Hoy recommends that parents talk to their children about their interests and then “direct them in that direction because they’ll get more excitement from it.” from that. Children were “dragged around the country to race, and quitting as soon as they were old enough to make their own decisions,” he explains. Because I’ve never lost my love for cycling, I’m still riding my bike today.”
A common problem for guys is that they mature at various rates. During a game of rugby at the tender age of 14, Hoy was “physically pummelling” by a 6’2″ youngster with a moustache. “Everyone matures at a different rate,” he learned from the experience. “By the time everyone ages eighteen or nineteen, it begins to level off.”
Allowing them to be teens is the right thing to do.

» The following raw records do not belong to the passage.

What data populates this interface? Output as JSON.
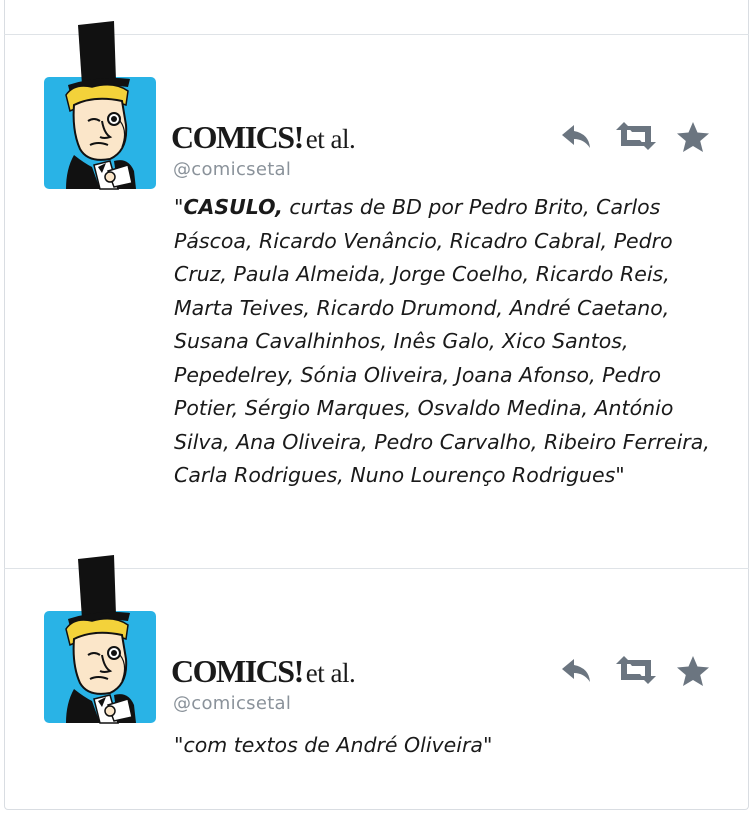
{
  "tweets": [
    {
      "author_name": "COMICS!",
      "author_name_suffix": "et al.",
      "author_handle": "@comicsetal",
      "text_open_quote": "\"",
      "text_bold": "CASULO,",
      "text_body": " curtas de BD por Pedro Brito, Carlos Páscoa, Ricardo Venâncio, Ricadro Cabral, Pedro Cruz, Paula Almeida, Jorge Coelho, Ricardo Reis, Marta Teives, Ricardo Drumond, André Caetano, Susana Cavalhinhos, Inês Galo, Xico Santos, Pepedelrey, Sónia Oliveira, Joana Afonso, Pedro Potier, Sérgio Marques, Osvaldo Medina, António Silva, Ana Oliveira, Pedro Carvalho, Ribeiro Ferreira, Carla Rodrigues, Nuno Lourenço Rodrigues",
      "text_close_quote": "\"",
      "actions": {
        "reply_icon": "reply-icon",
        "retweet_icon": "retweet-icon",
        "favorite_icon": "star-icon"
      }
    },
    {
      "author_name": "COMICS!",
      "author_name_suffix": "et al.",
      "author_handle": "@comicsetal",
      "text_open_quote": "\"",
      "text_body": "com textos de André Oliveira",
      "text_close_quote": "\"",
      "actions": {
        "reply_icon": "reply-icon",
        "retweet_icon": "retweet-icon",
        "favorite_icon": "star-icon"
      }
    }
  ],
  "colors": {
    "avatar_background": "#29b3e6",
    "action_icon": "#6b7580",
    "handle_text": "#8a929a",
    "divider": "#dfe3e7"
  }
}
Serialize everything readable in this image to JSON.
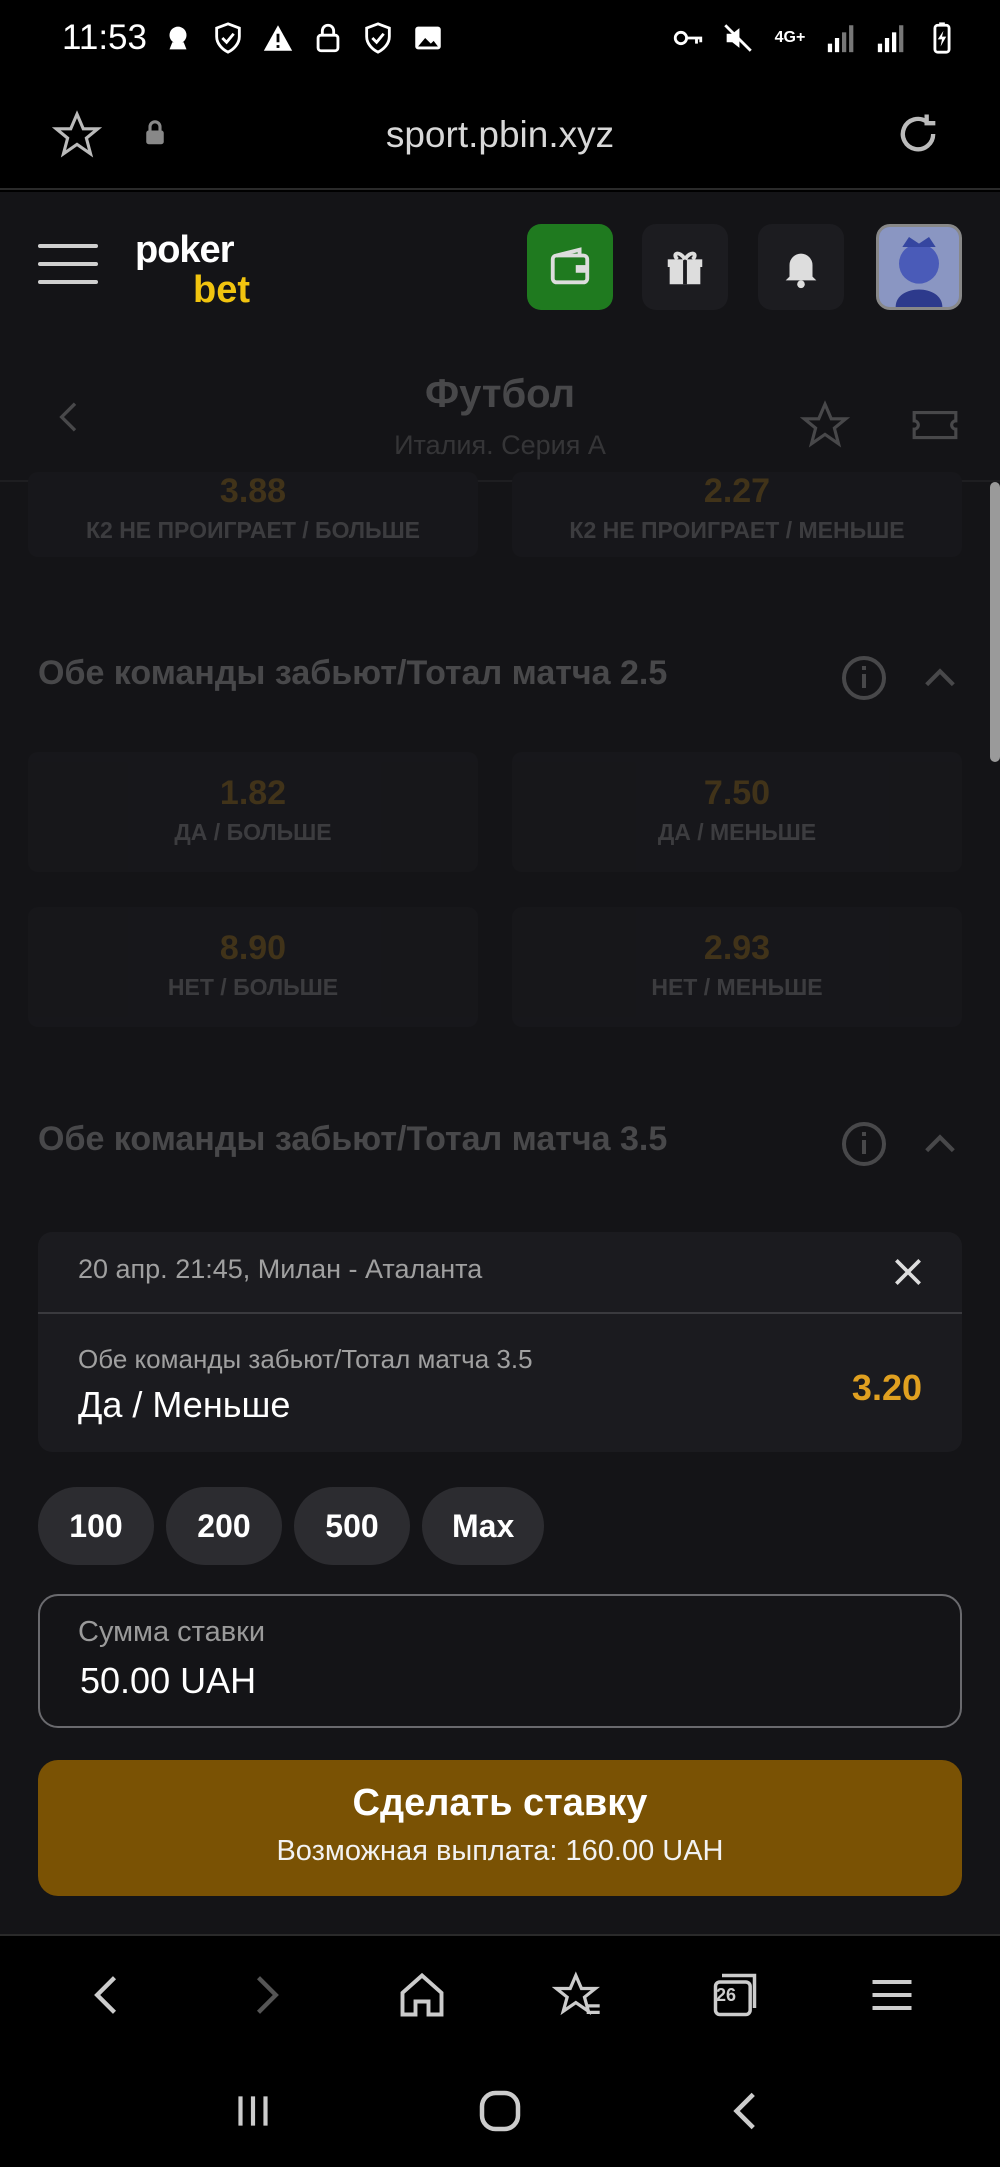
{
  "status_bar": {
    "time": "11:53",
    "network": "4G+"
  },
  "browser": {
    "url": "sport.pbin.xyz"
  },
  "site": {
    "logo_top": "poker",
    "logo_bottom": "bet"
  },
  "sport_header": {
    "title": "Футбол",
    "subtitle": "Италия. Серия А"
  },
  "markets": {
    "prev_row": [
      {
        "odds": "3.88",
        "label": "К2 НЕ ПРОИГРАЕТ / БОЛЬШЕ"
      },
      {
        "odds": "2.27",
        "label": "К2 НЕ ПРОИГРАЕТ / МЕНЬШЕ"
      }
    ],
    "market_25": {
      "title": "Обе команды забьют/Тотал матча 2.5",
      "options": [
        {
          "odds": "1.82",
          "label": "ДА / БОЛЬШЕ"
        },
        {
          "odds": "7.50",
          "label": "ДА / МЕНЬШЕ"
        },
        {
          "odds": "8.90",
          "label": "НЕТ / БОЛЬШЕ"
        },
        {
          "odds": "2.93",
          "label": "НЕТ / МЕНЬШЕ"
        }
      ]
    },
    "market_35": {
      "title": "Обе команды забьют/Тотал матча 3.5"
    }
  },
  "bet_slip": {
    "match": "20 апр. 21:45, Милан - Аталанта",
    "market": "Обе команды забьют/Тотал матча 3.5",
    "pick": "Да / Меньше",
    "odds": "3.20",
    "quick_amounts": [
      "100",
      "200",
      "500",
      "Max"
    ],
    "stake_label": "Сумма ставки",
    "stake_value": "50.00 UAH",
    "submit_title": "Сделать ставку",
    "submit_sub": "Возможная выплата: 160.00 UAH"
  },
  "toolbar": {
    "tabs_count": "26"
  },
  "colors": {
    "accent": "#e0a020",
    "submit_bg": "#7a5204",
    "wallet_bg": "#1f7a1f"
  }
}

Remember that being a teen is difficult, so be kind to them. We are doing them a disservice by preventing them from attending parties because of training, ” Roberts says. To paraphrase, “It’s crucial to have regular teenage experiences,” as Houghton states. Her reasoning for this is that “if you want to accomplish something right, you have to make sacrifices,” to paraphrase: Even though my parents understood that I needed time to mature and discover who I was, they wouldn’t allow me to leave the house on Saturday night if I had to go to training the next day. I had a doubt I’d have had the same success if I’d tried to make those decisions alone. To maintain equilibrium is the key.”
Allow your child to discontinue participating in a sport if they so desire. “At this age, their rising autonomy is crucial,” Roberts adds. When Hoy was 14, he confided in his father that BMX wasn’t something he was interested in any longer. We went mountain biking together after I told him I wanted to give it a whirl. He may have pushed me, and I wouldn’t have been able to ride a bike again for the rest of my life.”
As for Houghton, he was permitted to discontinue taekwondo because he didn’t have the same passion for it as he did for football. There was an understanding that I’d given it my all.